Plans laid out for a single farm inspection body

A more holistic approach to farm inspections and a single field force is essential if the UK is to reduce the burden of farm inspections post Brexit.

According to an interim report from Dame Glenys Stacey, issued as part of her review into on-farm inspections and regulation, the fact there are so many Defra agencies, with different roles and different powers, means the current system has become “labyrinthine”.

See also: Northern Ireland pilots voluntary farm inspections scheme

“We see a lot of little, one-off checks, with someone from one Defra agency or another, walking down the farm path, usually to check for just one thing,” she told Farmers Weekly.

“In other sectors, inspection tends to be much more holistic, which actually offers some value. They may find what’s wrong, but they also find areas of good practice and point to areas where there could be some improvement and how it could be done.”

The five agencies in question are the Rural Payments Agency, the Food Standards Agency, Natural England, the Animal and Plant Health Agency (APHA) and the Environment Agency.

According to Dame Glenys, Brexit provides a unique opportunity to revamp the system, and one of her key suggestions in the interim report is to create a single field force.

“To make good decisions, the regulator needs to see the whole picture of what happens on the farm, rather than considering just one aspect. At the moment we have five Defra agencies, each able to walk down the farm path and look at one bit of it that relates to their remit. Defra could be so much more efficient if it had just one field force.”

Key points of interest

  • Agriculture is affected by 182 different Acts of Parliament, statutory instruments and other forms of regulation – far more than any other sector
  • There are more than 150,000 farm inspections in England each year, 45% of which relate to bovine TB
  • The main aims of regulation are to protect and improve the environment, achieve high food standards so we can compete internationally, and secure animal health and welfare
  • Moves to a new regulatory regime should happen during the post-Brexit transition period  

Technology

Dame Glenys says this should be aided by better use of technology, such as satellite and data analysis, to help with pre-inspection assessments.

She also suggests there should be a closer tie-up between Defra agencies and farm assurance scheme inspectors, to improve efficiency. And the industry should be more closely involved to generate a “greater sense of shared ownership”.

The report also recommends that Defra and its agencies be given the right range of powers to properly enforce regulations, while maintaining a sense of proportionality.  
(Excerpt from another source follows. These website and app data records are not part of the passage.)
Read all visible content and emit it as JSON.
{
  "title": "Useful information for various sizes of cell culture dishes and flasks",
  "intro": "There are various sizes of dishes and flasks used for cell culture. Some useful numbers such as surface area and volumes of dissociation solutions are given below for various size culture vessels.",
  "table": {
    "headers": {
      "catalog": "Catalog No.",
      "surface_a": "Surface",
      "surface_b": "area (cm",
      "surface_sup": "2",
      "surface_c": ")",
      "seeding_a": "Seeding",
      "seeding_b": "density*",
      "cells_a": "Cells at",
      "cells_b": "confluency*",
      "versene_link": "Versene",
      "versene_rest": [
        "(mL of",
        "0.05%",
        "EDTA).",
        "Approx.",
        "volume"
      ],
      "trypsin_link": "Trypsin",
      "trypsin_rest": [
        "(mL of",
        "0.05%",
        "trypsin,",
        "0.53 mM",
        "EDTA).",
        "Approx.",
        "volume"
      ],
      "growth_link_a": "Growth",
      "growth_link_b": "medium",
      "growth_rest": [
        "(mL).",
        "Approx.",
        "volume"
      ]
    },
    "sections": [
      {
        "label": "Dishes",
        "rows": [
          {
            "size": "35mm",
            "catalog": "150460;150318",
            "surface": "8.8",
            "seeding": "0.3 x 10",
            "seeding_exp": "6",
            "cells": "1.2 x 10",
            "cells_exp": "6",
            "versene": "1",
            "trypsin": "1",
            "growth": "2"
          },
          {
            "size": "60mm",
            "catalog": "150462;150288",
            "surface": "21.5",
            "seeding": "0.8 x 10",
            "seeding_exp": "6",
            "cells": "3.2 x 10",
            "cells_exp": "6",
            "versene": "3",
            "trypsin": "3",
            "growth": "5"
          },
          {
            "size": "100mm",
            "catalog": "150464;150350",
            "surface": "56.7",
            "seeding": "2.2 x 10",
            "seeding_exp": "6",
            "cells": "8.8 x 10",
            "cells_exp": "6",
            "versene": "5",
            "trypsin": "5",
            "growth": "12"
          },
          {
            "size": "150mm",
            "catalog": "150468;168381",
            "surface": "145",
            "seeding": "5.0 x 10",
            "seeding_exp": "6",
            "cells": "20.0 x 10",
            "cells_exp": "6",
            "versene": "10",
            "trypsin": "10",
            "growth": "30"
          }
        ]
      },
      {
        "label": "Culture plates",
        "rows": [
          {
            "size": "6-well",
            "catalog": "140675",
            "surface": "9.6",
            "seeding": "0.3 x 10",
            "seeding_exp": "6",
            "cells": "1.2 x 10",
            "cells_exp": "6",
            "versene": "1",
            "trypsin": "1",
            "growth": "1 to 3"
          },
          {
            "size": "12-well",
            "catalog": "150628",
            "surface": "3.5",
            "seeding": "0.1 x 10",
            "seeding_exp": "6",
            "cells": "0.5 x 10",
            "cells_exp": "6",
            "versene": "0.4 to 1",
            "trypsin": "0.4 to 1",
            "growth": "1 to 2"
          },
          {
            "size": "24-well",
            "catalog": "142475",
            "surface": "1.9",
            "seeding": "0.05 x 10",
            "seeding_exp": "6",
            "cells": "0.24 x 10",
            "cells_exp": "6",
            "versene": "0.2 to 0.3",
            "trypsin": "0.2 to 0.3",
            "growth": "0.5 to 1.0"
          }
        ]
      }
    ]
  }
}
“With the APHA, it’s virtually criminal proceedings or nothing, with the local authorities being the prosecuting authorities,” she said. “We should not be criminalising farmers for relatively trivial matters. It devalues the criminal law and is hugely disproportionate.”

Past failings

Dame Glenys acknowledged that past attempts to cut red tape had been far from successful, but this, she said, was because the UK was still bound by the rules of the EU.

“To make seismic changes, you need a really good catalyst,” she said. “Leaving the EU, endorsed by the fact we have a secretary of state who is up for change, provides that catalyst.”

Defra secretary Michael Gove said the case for change was “compelling”

“The interim findings of this independent report will be a key consideration in the plans for our future Environmental Land Management scheme, for which an effective regulatory regime is crucial,” he said.